AIM OF THE EXERCISE:
Extract every line below that contains the word "true".

Page and application data records:

○ ○ ○

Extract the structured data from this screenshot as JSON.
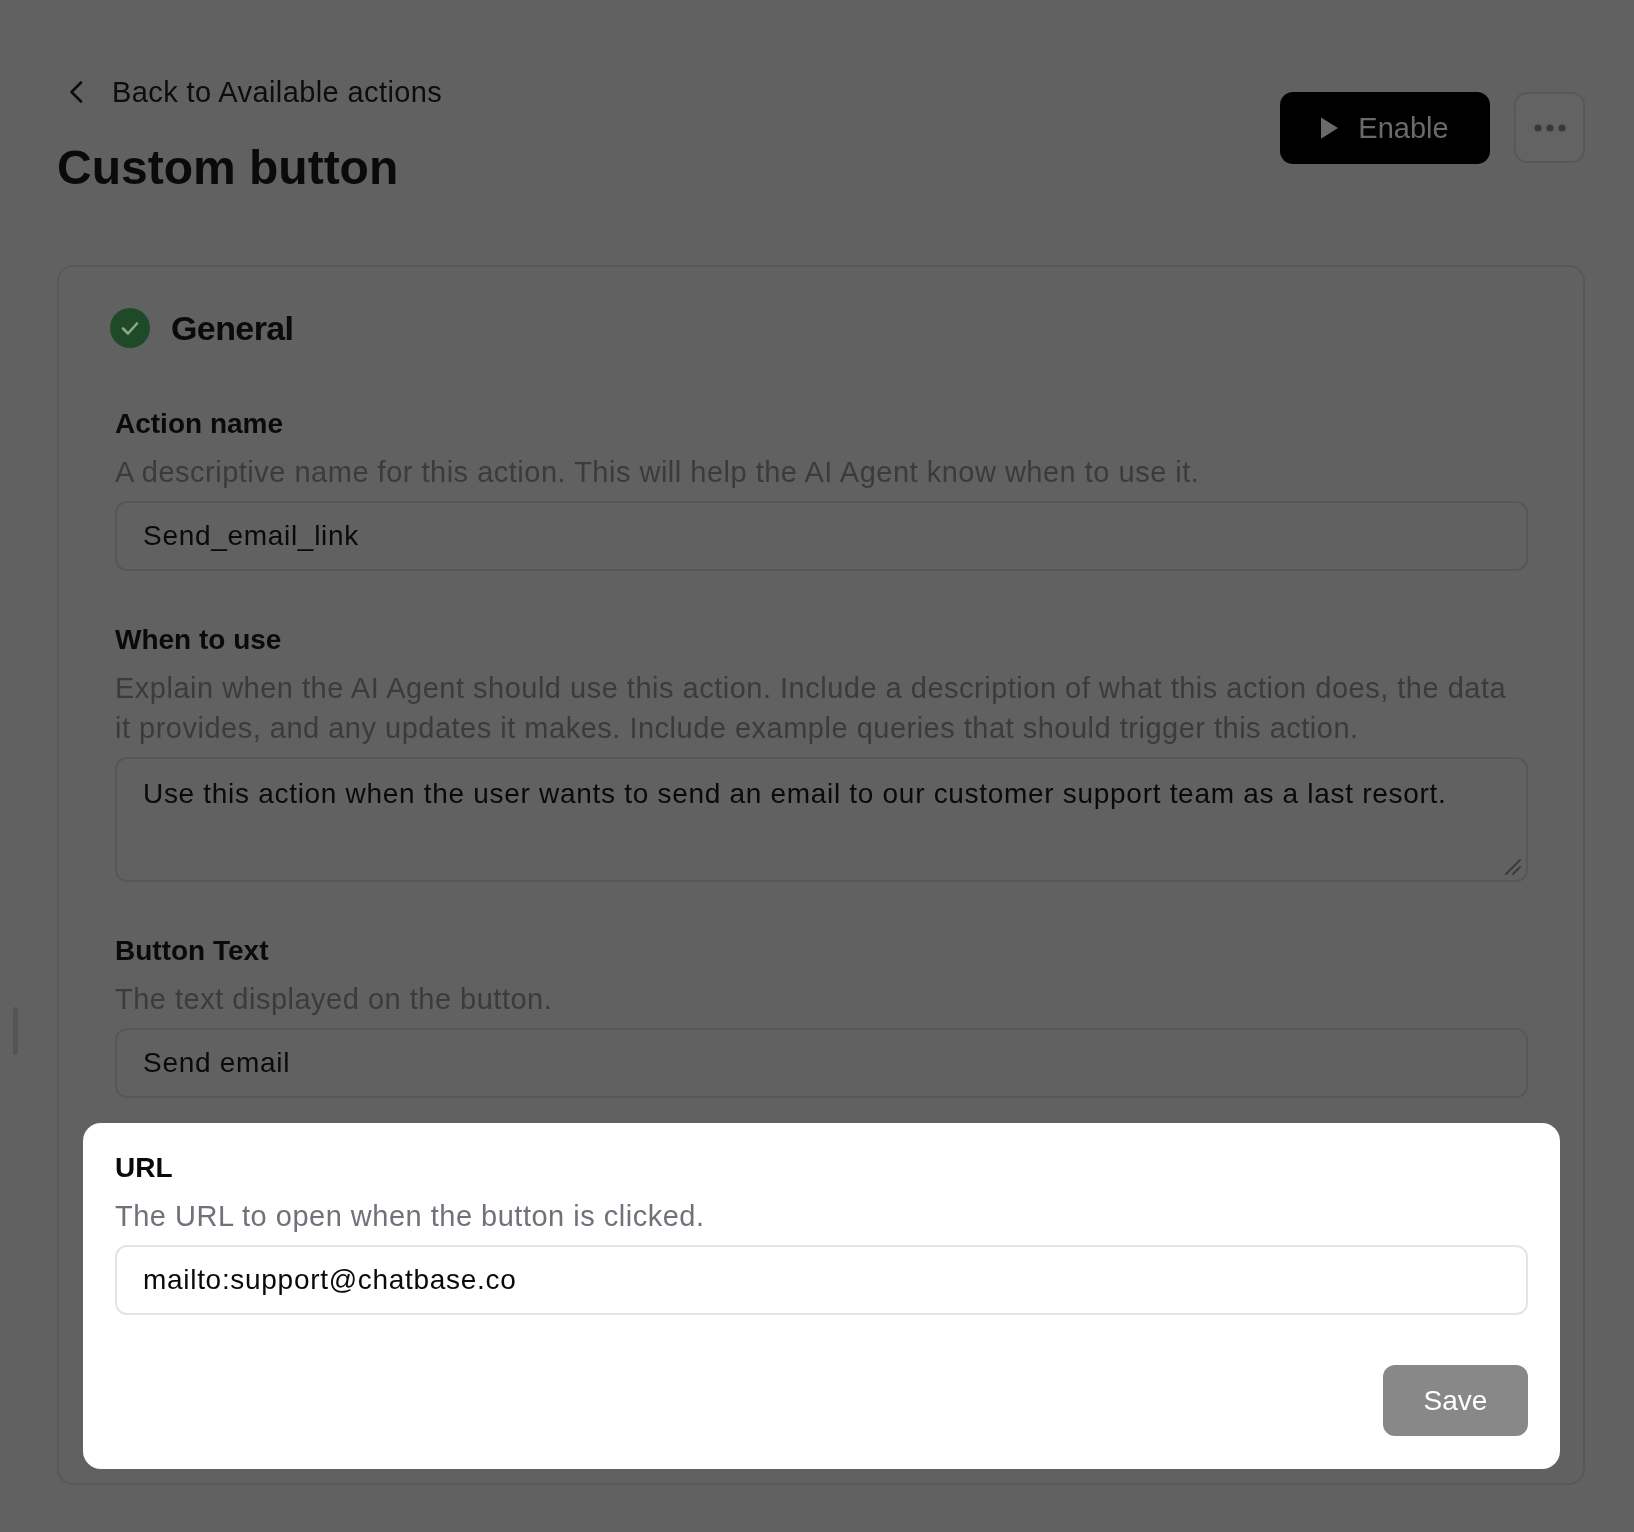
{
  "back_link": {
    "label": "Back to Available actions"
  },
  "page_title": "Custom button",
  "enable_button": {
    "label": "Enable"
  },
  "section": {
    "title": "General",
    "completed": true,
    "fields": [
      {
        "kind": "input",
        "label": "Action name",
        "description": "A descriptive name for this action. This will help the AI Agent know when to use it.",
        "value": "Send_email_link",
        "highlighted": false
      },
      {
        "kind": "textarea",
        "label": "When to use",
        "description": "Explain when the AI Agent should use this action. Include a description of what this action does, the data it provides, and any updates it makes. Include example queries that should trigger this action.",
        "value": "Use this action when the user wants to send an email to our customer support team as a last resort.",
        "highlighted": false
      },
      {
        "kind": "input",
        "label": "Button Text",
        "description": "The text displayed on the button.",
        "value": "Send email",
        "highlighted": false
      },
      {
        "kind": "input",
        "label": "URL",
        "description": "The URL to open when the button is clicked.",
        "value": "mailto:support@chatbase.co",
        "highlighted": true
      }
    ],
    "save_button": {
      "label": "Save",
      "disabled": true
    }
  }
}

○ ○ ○

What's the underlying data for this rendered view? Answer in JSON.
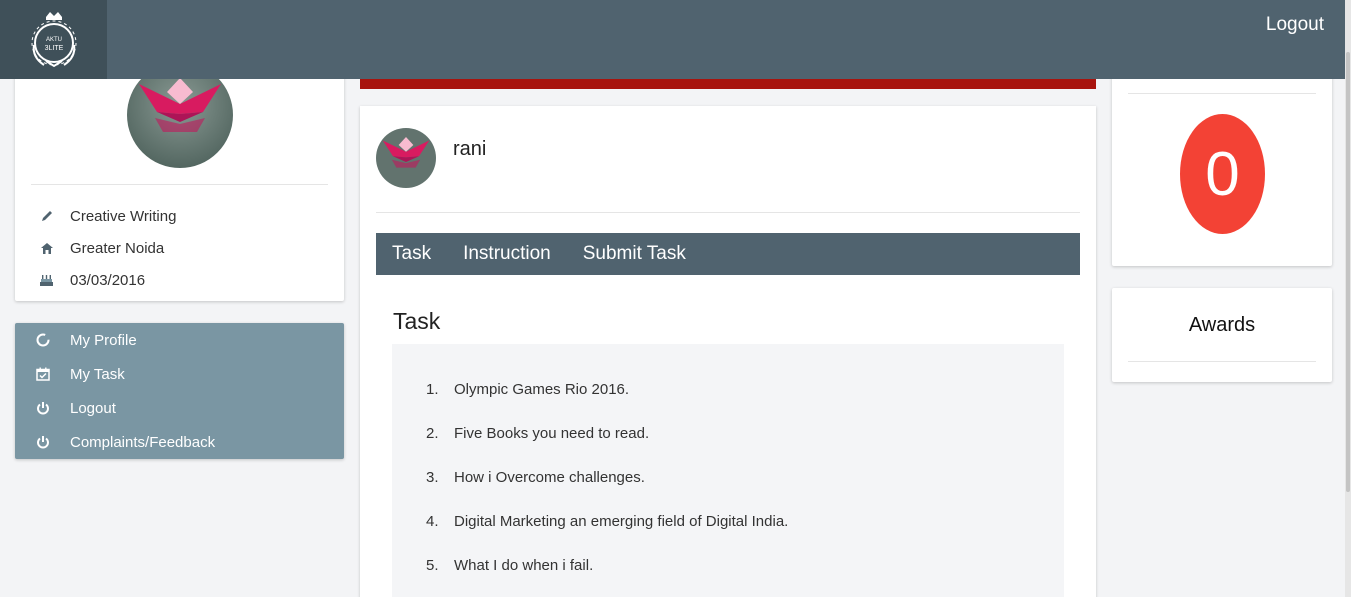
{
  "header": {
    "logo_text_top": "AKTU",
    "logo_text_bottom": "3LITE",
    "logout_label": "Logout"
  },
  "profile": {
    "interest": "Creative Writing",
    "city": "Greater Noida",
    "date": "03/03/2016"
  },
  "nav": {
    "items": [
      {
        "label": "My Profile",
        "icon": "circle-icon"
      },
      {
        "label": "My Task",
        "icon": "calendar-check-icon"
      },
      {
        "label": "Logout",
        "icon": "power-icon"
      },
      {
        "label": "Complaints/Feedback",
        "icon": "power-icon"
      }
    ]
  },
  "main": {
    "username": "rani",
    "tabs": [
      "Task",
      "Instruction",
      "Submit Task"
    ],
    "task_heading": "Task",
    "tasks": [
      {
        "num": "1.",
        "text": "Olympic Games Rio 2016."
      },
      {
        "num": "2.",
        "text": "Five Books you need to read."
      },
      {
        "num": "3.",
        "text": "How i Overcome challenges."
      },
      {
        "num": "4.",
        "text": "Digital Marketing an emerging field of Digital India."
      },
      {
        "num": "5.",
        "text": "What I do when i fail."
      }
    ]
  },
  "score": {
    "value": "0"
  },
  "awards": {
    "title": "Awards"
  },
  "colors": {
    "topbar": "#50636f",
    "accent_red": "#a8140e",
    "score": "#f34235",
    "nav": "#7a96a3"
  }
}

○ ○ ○

SOLUTION:
    "completed": true,
        "highlighted": true
      "disabled": true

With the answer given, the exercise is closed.